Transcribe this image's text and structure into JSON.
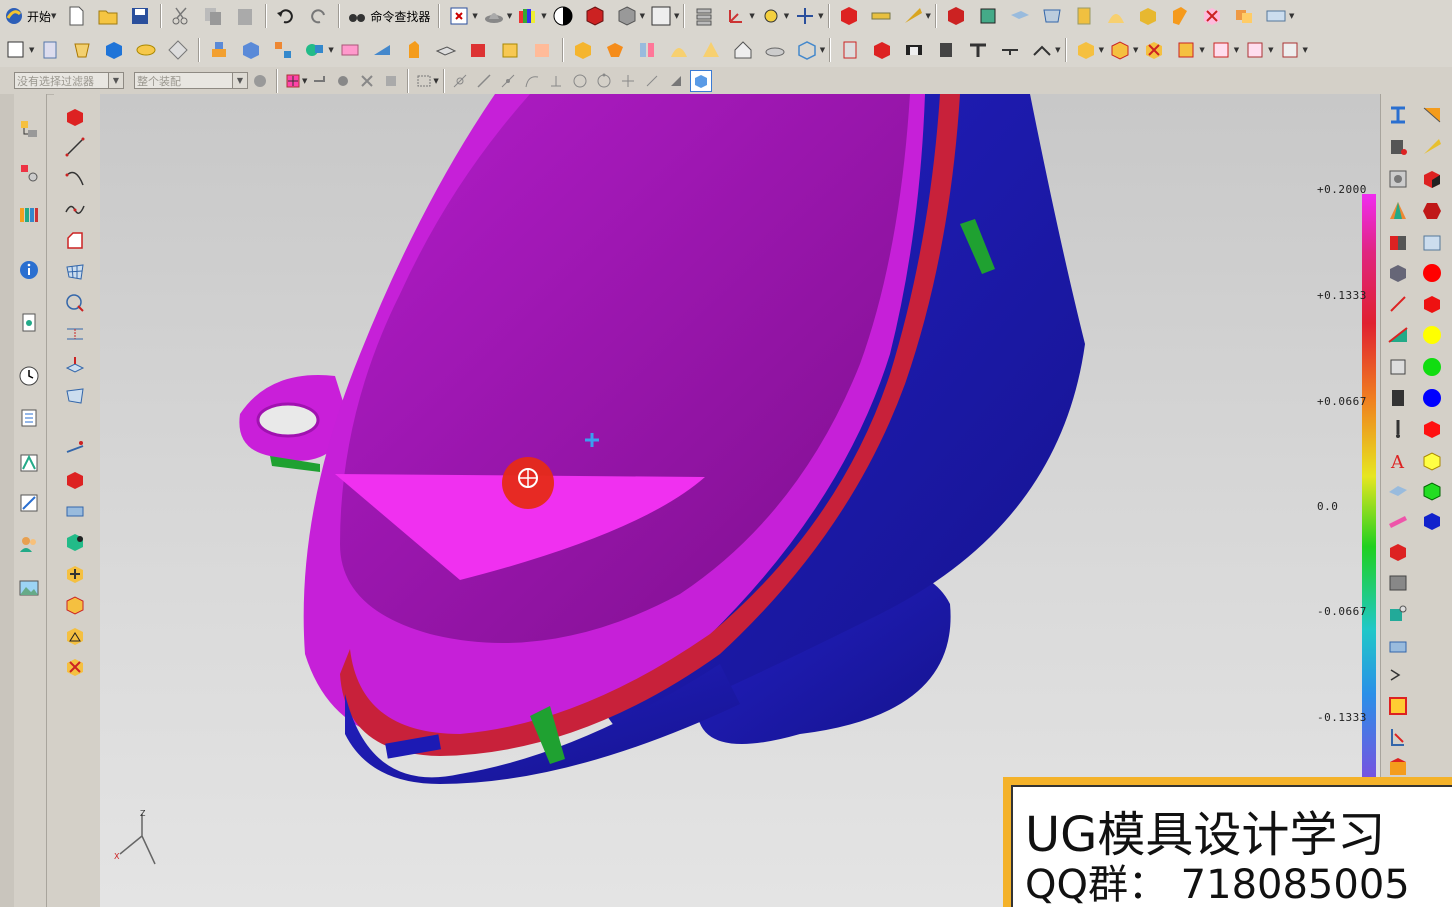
{
  "toolbar": {
    "start_label": "开始",
    "command_finder_label": "命令查找器"
  },
  "selection_bar": {
    "filter_value": "没有选择过滤器",
    "scope_value": "整个装配"
  },
  "viewport": {
    "background_color": "#d3d3d3",
    "part_colors": {
      "primary": "#c020d8",
      "secondary": "#1c1ab4",
      "accent_red": "#c8213a",
      "accent_green": "#1fa131"
    }
  },
  "deviation_scale": {
    "labels": [
      "+0.2000",
      "+0.1333",
      "+0.0667",
      "0.0",
      "-0.0667",
      "-0.1333"
    ]
  },
  "watermark": {
    "line1": "UG模具设计学习",
    "line2": "QQ群： 718085005"
  },
  "triad": {
    "x_label": "X",
    "z_label": "Z"
  }
}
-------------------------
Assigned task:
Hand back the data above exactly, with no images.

Answer box:
Transcribe this image's text and structure into JSON.
{
  "toolbar": {
    "start_label": "开始",
    "command_finder_label": "命令查找器"
  },
  "selection_bar": {
    "filter_value": "没有选择过滤器",
    "scope_value": "整个装配"
  },
  "viewport": {
    "background_color": "#d3d3d3",
    "part_colors": {
      "primary": "#c020d8",
      "secondary": "#1c1ab4",
      "accent_red": "#c8213a",
      "accent_green": "#1fa131"
    }
  },
  "deviation_scale": {
    "labels": [
      "+0.2000",
      "+0.1333",
      "+0.0667",
      "0.0",
      "-0.0667",
      "-0.1333"
    ]
  },
  "watermark": {
    "line1": "UG模具设计学习",
    "line2": "QQ群： 718085005"
  },
  "triad": {
    "x_label": "X",
    "z_label": "Z"
  }
}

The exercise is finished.